FORT WORTH Next week, the State of Texas and the Obama administration are expected to face a legal showdown over the funding of health screenings and exams for thousands of Texas women.
Pressure is growing to keep the program that's caught in a political crossfire.
Dozens braved a steady rain Saturday to protest feared cuts to the women's health program in Texas.
State Sen. Wendy Davis (D-Fort Worth) made a very personal plea, telling the crowd that she used services from Planned Parenthood years ago when she was a single teenage mom.
I, like many poor women, relied on that as my only sole source for health care, she said.
Davis worries that 130,000 women may suddenly lose cancer screenings and contraceptive services because of the battle over funding Planned Parenthood.
Texas wants to stop giving money to the agency because it provides abortions.
But the federal government has warned it will yank $35 million in funding to Texas if that happens, money that pays for exams and screenings not just by Planned Parenthood, but other clinics across the state.
The consquences of tha is being vastly underestimatd by the Republican administration, Sen. Davis said.

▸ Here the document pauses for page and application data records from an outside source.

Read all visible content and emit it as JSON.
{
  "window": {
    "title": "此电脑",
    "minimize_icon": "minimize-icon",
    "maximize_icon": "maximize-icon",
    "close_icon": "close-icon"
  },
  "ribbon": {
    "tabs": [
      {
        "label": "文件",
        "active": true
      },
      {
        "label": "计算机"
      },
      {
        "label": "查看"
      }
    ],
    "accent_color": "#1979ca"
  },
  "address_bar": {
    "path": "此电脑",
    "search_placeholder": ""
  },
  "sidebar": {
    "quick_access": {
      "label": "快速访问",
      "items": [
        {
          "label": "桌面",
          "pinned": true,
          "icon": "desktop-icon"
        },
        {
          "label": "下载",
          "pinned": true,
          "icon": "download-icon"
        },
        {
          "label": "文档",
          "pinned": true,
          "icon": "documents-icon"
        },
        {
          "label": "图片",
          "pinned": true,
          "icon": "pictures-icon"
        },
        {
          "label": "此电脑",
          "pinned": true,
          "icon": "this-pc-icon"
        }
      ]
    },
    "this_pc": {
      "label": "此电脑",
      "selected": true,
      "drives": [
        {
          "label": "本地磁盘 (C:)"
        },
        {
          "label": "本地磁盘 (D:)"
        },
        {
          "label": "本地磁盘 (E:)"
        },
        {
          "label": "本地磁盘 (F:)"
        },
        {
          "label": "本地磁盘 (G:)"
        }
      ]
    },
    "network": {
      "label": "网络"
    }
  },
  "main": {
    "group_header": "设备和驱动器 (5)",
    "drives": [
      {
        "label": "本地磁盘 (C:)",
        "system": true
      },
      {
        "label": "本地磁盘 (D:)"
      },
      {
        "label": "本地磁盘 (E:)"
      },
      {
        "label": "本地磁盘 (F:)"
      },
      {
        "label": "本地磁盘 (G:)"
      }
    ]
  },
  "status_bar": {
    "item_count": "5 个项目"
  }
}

Republicans insist that abortion providers should not get taxpayer money. This week, Gov. Rick Perry pledged that the state will pick up the costs if the federal funds are cut.
This program is not going away, he said. People out there trying to say, 'Oh, they're going to kill this program,' are dead wrong.
But Perry is vague on how the state would pay for the women's health program. The Texas budget was already deeply slashed because of the severe state revenue shortfalls.